┌──
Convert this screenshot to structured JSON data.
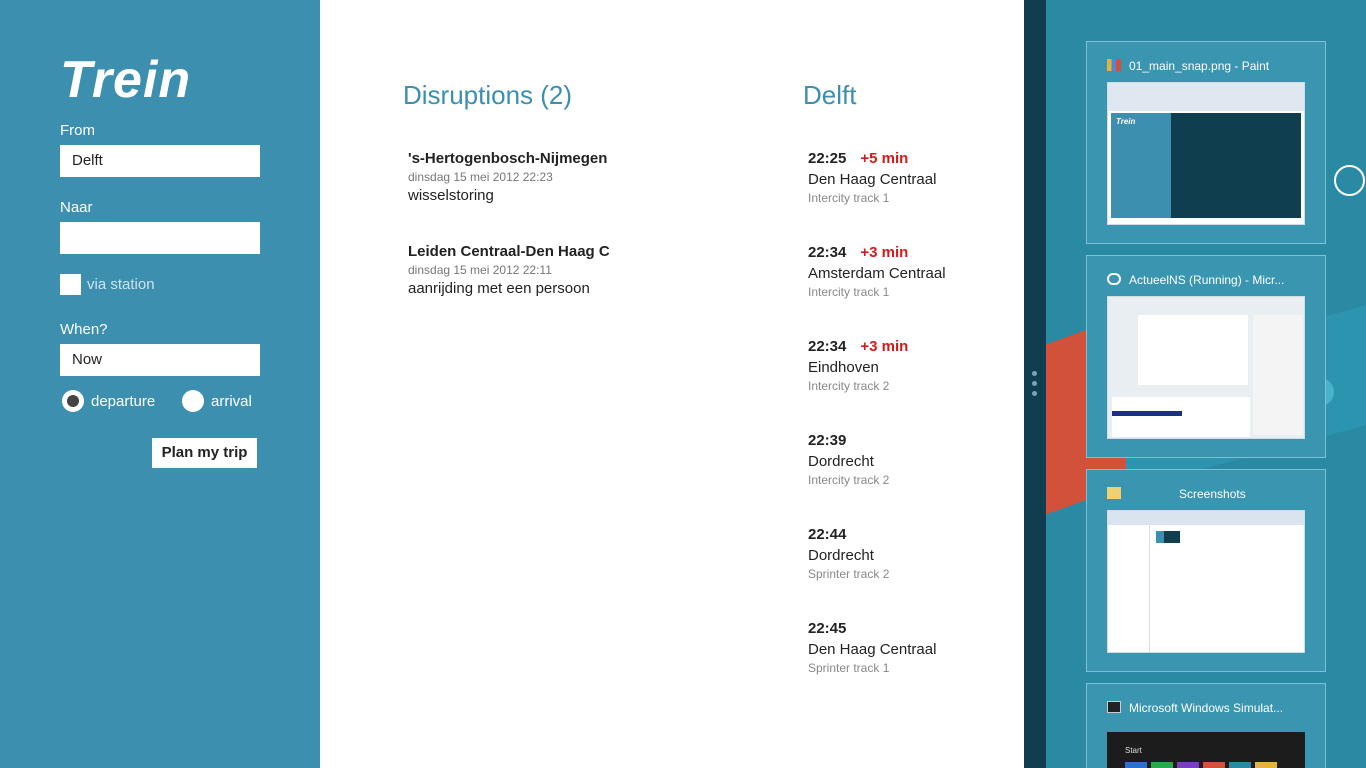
{
  "app": {
    "title": "Trein"
  },
  "form": {
    "from_label": "From",
    "from_value": "Delft",
    "to_label": "Naar",
    "to_value": "",
    "via_label": "via station",
    "when_label": "When?",
    "when_value": "Now",
    "departure_label": "departure",
    "arrival_label": "arrival",
    "selected_mode": "departure",
    "plan_button": "Plan my trip"
  },
  "disruptions": {
    "title": "Disruptions (2)",
    "items": [
      {
        "route": "'s-Hertogenbosch-Nijmegen",
        "date": "dinsdag 15 mei 2012 22:23",
        "description": "wisselstoring"
      },
      {
        "route": "Leiden Centraal-Den Haag C",
        "date": "dinsdag 15 mei 2012 22:11",
        "description": "aanrijding met een persoon"
      }
    ]
  },
  "departures": {
    "station": "Delft",
    "items": [
      {
        "time": "22:25",
        "delay": "+5 min",
        "destination": "Den Haag Centraal",
        "track": "Intercity track 1"
      },
      {
        "time": "22:34",
        "delay": "+3 min",
        "destination": "Amsterdam Centraal",
        "track": "Intercity track 1"
      },
      {
        "time": "22:34",
        "delay": "+3 min",
        "destination": "Eindhoven",
        "track": "Intercity track 2"
      },
      {
        "time": "22:39",
        "delay": "",
        "destination": "Dordrecht",
        "track": "Intercity track 2"
      },
      {
        "time": "22:44",
        "delay": "",
        "destination": "Dordrecht",
        "track": "Sprinter track 2"
      },
      {
        "time": "22:45",
        "delay": "",
        "destination": "Den Haag Centraal",
        "track": "Sprinter track 1"
      }
    ]
  },
  "switcher": {
    "windows": [
      {
        "title": "01_main_snap.png - Paint",
        "icon": "paint-icon",
        "preview_text": "Trein"
      },
      {
        "title": "ActueelNS (Running) - Micr...",
        "icon": "visual-studio-icon"
      },
      {
        "title": "Screenshots",
        "icon": "folder-icon"
      },
      {
        "title": "Microsoft Windows Simulat...",
        "icon": "simulator-icon",
        "preview_text": "Start"
      }
    ]
  },
  "colors": {
    "accent": "#3c8fae",
    "delay": "#d41a1a",
    "divider": "#103e50",
    "switcher_bg": "#2a8aa3"
  }
}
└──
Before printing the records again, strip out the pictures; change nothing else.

**Response to this task**
Convert this screenshot to structured JSON data.
{
  "app": {
    "title": "Trein"
  },
  "form": {
    "from_label": "From",
    "from_value": "Delft",
    "to_label": "Naar",
    "to_value": "",
    "via_label": "via station",
    "when_label": "When?",
    "when_value": "Now",
    "departure_label": "departure",
    "arrival_label": "arrival",
    "selected_mode": "departure",
    "plan_button": "Plan my trip"
  },
  "disruptions": {
    "title": "Disruptions (2)",
    "items": [
      {
        "route": "'s-Hertogenbosch-Nijmegen",
        "date": "dinsdag 15 mei 2012 22:23",
        "description": "wisselstoring"
      },
      {
        "route": "Leiden Centraal-Den Haag C",
        "date": "dinsdag 15 mei 2012 22:11",
        "description": "aanrijding met een persoon"
      }
    ]
  },
  "departures": {
    "station": "Delft",
    "items": [
      {
        "time": "22:25",
        "delay": "+5 min",
        "destination": "Den Haag Centraal",
        "track": "Intercity track 1"
      },
      {
        "time": "22:34",
        "delay": "+3 min",
        "destination": "Amsterdam Centraal",
        "track": "Intercity track 1"
      },
      {
        "time": "22:34",
        "delay": "+3 min",
        "destination": "Eindhoven",
        "track": "Intercity track 2"
      },
      {
        "time": "22:39",
        "delay": "",
        "destination": "Dordrecht",
        "track": "Intercity track 2"
      },
      {
        "time": "22:44",
        "delay": "",
        "destination": "Dordrecht",
        "track": "Sprinter track 2"
      },
      {
        "time": "22:45",
        "delay": "",
        "destination": "Den Haag Centraal",
        "track": "Sprinter track 1"
      }
    ]
  },
  "switcher": {
    "windows": [
      {
        "title": "01_main_snap.png - Paint",
        "icon": "paint-icon",
        "preview_text": "Trein"
      },
      {
        "title": "ActueelNS (Running) - Micr...",
        "icon": "visual-studio-icon"
      },
      {
        "title": "Screenshots",
        "icon": "folder-icon"
      },
      {
        "title": "Microsoft Windows Simulat...",
        "icon": "simulator-icon",
        "preview_text": "Start"
      }
    ]
  },
  "colors": {
    "accent": "#3c8fae",
    "delay": "#d41a1a",
    "divider": "#103e50",
    "switcher_bg": "#2a8aa3"
  }
}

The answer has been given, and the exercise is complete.